Just on the eve of a presidential election year, an incumbent faced severe odds for gaining another term in the White House. A jobless rate remained stubborn, members of his own party doubted his resolve, the magic of the campaign that brought him to power just three years before had worn off. Critics began to complain that the deficit had been ballooned to no purpose. As Abraham Lincoln once lamented on another occasion, "the bottom" was "out of the tub."
The year was 1935 and the president was Franklin D. Roosevelt. In June, the Supreme Court struck down the cornerstone of his economic plan the National Recovery Administration. Moreover, Huey Long demanded a redistribution of income through his Share Our Wealth scheme. A radio commentator, Father Charles Coughlin berated his administration daily and the Dupont family helped to create the Liberty League. It was clear that the recovery would be painstakingly slow.
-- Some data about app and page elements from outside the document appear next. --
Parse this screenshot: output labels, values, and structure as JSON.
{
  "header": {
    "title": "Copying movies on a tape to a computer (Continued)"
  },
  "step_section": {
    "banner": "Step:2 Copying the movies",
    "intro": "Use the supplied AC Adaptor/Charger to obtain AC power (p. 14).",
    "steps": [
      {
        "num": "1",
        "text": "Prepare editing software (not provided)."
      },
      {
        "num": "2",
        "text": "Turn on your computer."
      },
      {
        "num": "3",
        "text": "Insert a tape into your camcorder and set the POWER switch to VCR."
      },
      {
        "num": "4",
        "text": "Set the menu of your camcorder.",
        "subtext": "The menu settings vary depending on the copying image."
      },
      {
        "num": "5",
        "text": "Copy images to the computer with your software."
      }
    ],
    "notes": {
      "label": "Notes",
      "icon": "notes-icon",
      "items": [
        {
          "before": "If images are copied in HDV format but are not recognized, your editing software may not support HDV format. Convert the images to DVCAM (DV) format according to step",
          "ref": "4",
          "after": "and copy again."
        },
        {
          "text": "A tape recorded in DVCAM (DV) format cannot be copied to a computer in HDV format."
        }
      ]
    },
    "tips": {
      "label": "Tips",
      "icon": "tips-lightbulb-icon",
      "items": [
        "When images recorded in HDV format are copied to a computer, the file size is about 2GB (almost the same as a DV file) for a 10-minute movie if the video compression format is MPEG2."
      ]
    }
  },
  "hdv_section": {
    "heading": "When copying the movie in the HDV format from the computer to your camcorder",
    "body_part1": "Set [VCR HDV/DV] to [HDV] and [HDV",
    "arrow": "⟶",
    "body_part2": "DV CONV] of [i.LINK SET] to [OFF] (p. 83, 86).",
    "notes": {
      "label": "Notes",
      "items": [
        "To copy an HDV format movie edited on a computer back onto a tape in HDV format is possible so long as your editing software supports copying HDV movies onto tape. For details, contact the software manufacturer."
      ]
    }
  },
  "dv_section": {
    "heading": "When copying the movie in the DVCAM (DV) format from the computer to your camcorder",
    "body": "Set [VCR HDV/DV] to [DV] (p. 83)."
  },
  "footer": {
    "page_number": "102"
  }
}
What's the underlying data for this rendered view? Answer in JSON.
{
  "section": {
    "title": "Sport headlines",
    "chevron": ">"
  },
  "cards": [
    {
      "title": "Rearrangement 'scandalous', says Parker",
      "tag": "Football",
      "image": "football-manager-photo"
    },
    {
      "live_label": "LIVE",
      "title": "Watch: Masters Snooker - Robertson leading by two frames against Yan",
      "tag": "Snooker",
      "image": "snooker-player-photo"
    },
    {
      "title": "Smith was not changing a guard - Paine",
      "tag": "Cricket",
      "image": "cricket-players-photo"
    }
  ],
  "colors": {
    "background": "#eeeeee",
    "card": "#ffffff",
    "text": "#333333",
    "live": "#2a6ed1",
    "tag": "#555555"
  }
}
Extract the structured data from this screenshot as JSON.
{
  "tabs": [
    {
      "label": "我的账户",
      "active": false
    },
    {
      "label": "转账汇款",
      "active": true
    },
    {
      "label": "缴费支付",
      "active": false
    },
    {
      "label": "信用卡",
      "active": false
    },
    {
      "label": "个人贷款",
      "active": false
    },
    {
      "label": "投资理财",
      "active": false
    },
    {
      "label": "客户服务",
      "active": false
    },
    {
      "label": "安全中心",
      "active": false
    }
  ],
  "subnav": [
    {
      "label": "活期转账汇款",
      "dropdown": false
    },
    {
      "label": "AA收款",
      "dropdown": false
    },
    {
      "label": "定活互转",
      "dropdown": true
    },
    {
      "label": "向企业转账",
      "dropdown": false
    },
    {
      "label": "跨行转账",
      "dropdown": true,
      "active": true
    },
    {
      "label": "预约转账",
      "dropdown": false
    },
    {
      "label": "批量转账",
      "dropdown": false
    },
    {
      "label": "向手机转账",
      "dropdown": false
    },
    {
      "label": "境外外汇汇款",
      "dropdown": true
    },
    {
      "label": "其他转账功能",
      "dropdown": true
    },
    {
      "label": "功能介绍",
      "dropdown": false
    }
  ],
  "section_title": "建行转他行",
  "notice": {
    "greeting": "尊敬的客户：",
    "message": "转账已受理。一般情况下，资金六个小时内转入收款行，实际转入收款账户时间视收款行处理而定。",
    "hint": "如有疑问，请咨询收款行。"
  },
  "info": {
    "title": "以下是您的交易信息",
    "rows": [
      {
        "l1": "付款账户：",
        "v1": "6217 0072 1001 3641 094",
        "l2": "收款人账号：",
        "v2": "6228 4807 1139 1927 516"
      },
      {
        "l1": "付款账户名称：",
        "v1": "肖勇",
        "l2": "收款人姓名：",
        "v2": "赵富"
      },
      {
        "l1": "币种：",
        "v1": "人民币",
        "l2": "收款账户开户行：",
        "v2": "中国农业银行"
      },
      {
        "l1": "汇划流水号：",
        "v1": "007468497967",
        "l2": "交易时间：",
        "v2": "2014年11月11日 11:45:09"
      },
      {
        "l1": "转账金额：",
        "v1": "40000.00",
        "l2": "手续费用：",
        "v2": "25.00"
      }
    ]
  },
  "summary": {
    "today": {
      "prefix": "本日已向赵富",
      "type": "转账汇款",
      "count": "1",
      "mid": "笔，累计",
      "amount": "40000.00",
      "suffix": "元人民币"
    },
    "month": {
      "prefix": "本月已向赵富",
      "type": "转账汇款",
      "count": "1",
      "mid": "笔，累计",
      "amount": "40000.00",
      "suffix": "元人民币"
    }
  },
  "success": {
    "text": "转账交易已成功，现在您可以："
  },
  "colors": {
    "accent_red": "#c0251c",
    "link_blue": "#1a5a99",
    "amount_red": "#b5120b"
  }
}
FDR's prospects for re-election were considered no better than even. Herbert Hoover, his defeated predecessor, was even plotting a comeback.
Indeed Roosevelt's prospects looked no better than Barack Obama's appear today. In many respects, Obama looks better at this juncture than did FDR. Sinclair Lewis published a speculative novel, "It Can't Happen Here," that had Roosevelt dethroned by his own party. Yet by 1936, FDR was unbeatable and cruised to a record landslide taking 46 out of 48 states.
How he did it was that he made his opponents the problem, stressing how far his administration had gone to stabilize the situation. But Roosevelt also prepared a second act which proposed greater government actions and drew sharp contrast between him and his opponents. He proposed Social Security, restored the right of labor to organize, struck down when the court moved against the NRA and proposed an expansion of the minimum wage. Simply put, Roosevelt went on the offensive.
By the time Democrats met in Philadelphia in summer 1936, Roosevelt re-electrified a nation. Brushing aside the relics of the old Democratic Party, he prepared a campaign which was sharp and unabashedly progressive. In his acceptance speech, FDR set the tone "governments can err, presidents do make mistakes, but the immortal Dante tells us Divine justice weighs the sins of the cold-blooded and the sins of the warm-hearted on a different scale." Then concluding "better the occasioned faults of a government living in the spirit of charity, than the consistent omissions of a government frozen in the ice of its own indifference." At that hour, the modern Democratic Party was born.
Obama could steal a leaf from Roosevelt's 1936 campaign plan. Certainly it would have to be interpreted broadly. For instance in 1936 the South was in the bag for FDR - simply because he was a Democrat. Obama's prospects in that region are not so good. But Obama could both rebuild and renew the party with an agenda that stresses federal action. Moreover he could focus on the policies of his opponents.
Congress as defined by Eric Cantor and Paul Ryan sports a 13 percent approval rate, and 51 percent blame Bush for the recession. But Obama cannot depend on these alone, he needs to run a campaign based as Ronald Reagan put it on "bright colors and not pastels."
Charlotte could be the place on the rebirth of not only the Democratic Party but progressivism.
For the first three years, Obama has been trying to create a political utopia of bipartisanship. Obviously this has not worked. He has tried to seek consensus and has gained nothing for his trouble. Instead Obama should enunciate where he stands without hesitation. Treat the tea party as the Liberty League as a contrivance formed by Richard Armey to perform guerrilla theatre for Republicans. Deride the radio priest and those of the cable networks as false prophets for profit.
Show no quarter and expect none. It is time to break the ties with the desultory Clinton years and create a new vision for the Democratic Party.